The current furor over whether President Bush or other members of his administration knew or didn't know before last September 11th about certain indicators of a possible terrorist attack is, we suspect, misplaced an example of the 20/20 clarity of hindsight. The fact is ... if you put together the vague particulars of a CIA briefing here, a National Security Council report there, and an FBI agent's educated hunch over there, you could connect the dots and still see nothing more than some reason for a heightened sense of vigilance.
In other words, if Bush had been given all these documents at once and had the compelling passages been underscored and accompanied by swelling orchestra chords, there still would not have been enough explicit evidence on hand to justify anybody's saying "Bush Knew!" (as a New York newspaper so brazenly headlined its first-day story about these ex post facto disclosures).
If Bush "knew," from evidence such as this, the proximate dimensions of what was going to happen, even the whens and wheres of it, he would be simultaneously a worse figure in American history than Benedict Arnold the worst ever, in fact and the most clairvoyant head of state ever to rule over empire or republic since this world began.
But none of this is the point, which is: What can we do about it now? What we can do is exactly what a bipartisan chorus in Congress is calling for disclosure of the various shreds of intelligence we had on hand at the time, in tandem with a full-court investigation of the way in which our national intelligence apparatus has been operating (or failing to operate). The point of all this is not to affix blame but to make the necessary corrections for error so that a country at war and a peculiarly difficult war at that can make the necessary dispositions.
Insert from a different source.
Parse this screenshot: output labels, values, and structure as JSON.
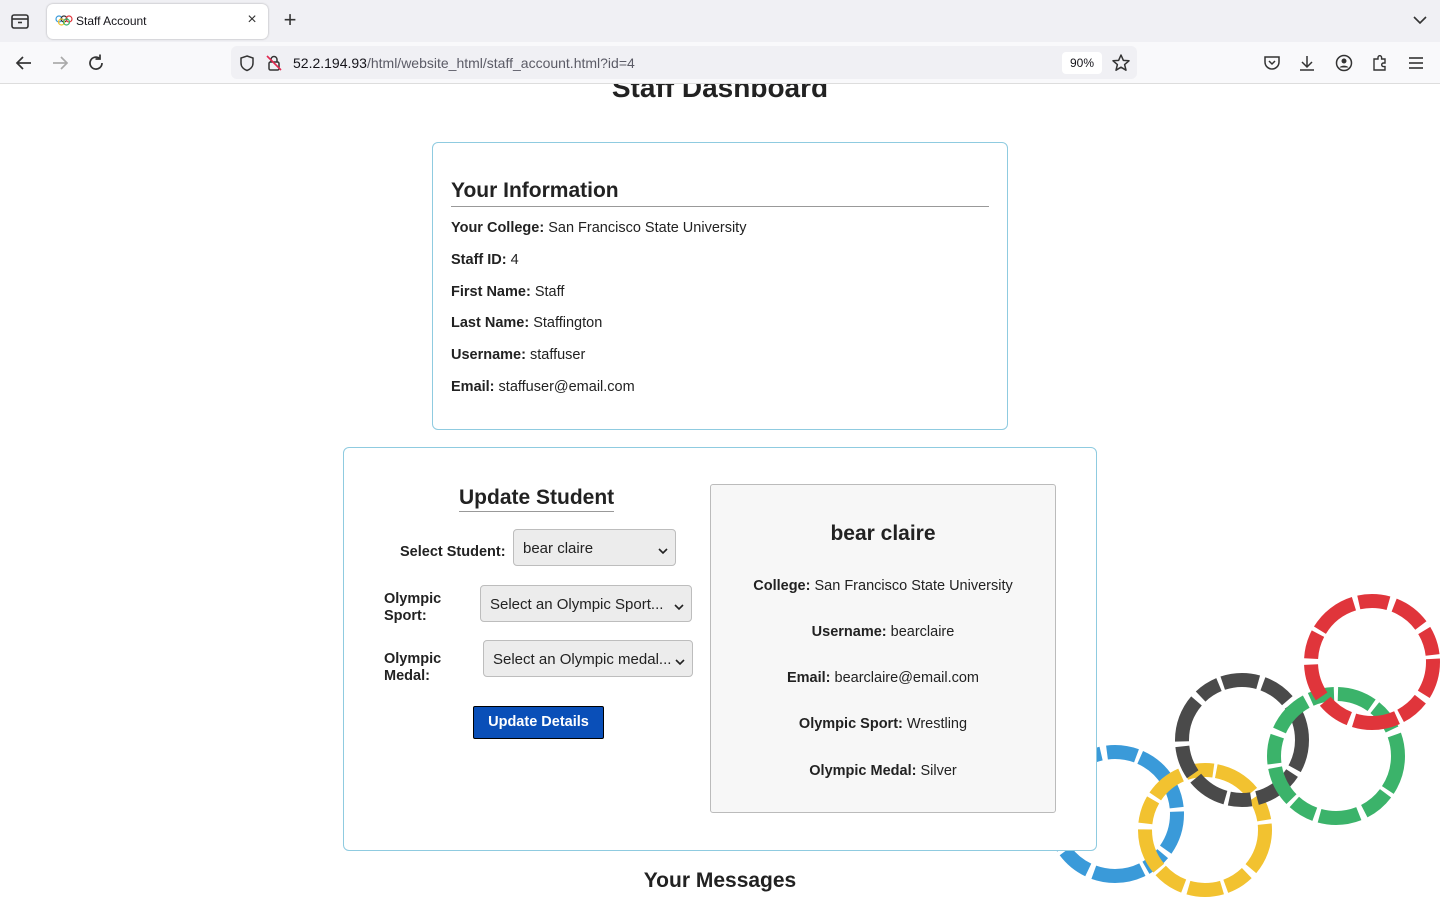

We don't want to be caught flat-footed next time. That's the bottom line, and that's why Vice President Cheney or anyone else in a position of national authority should relax their opposition to such a process. Let's find out what's wrong and fix it. The stakes are too high not to.
Before the catastrophic events of last September, the most alarming event for us news junkies locally was the appearance last July at the penultimate moment of decision for an already dazed and confused legislature of an aroused crowd at the Tennessee state Capitol. Apologists for the crowd deny that it was a mob; apologists for the legislature deny that it influenced their failure, for the third straight year, to solve the state's fiscal crisis.
Both sets of apologists are wrong: The crowd shouted, shoved, broke glass, and fatally disrupted the state Senate's intended deliberations. The cowed legislators tucked tail, raided yet another reserve fund, and went home. Senator Mark Norris of Collierville, a respected income-tax opponent, used the M-word without quibble last year and said that the mob which it was prevented a conservative solution to the state's budget problem. Others would say it impeded prospects for tax reform.
Whatever the case, it is clear that the demonstrators achieved their end. They shut down the process of representative government. It used to be the conservatives among us who argued that we were a republic, not a democracy, and that mass action was no substitute for reasoned deliberation. Would that, like Norris, they did so again.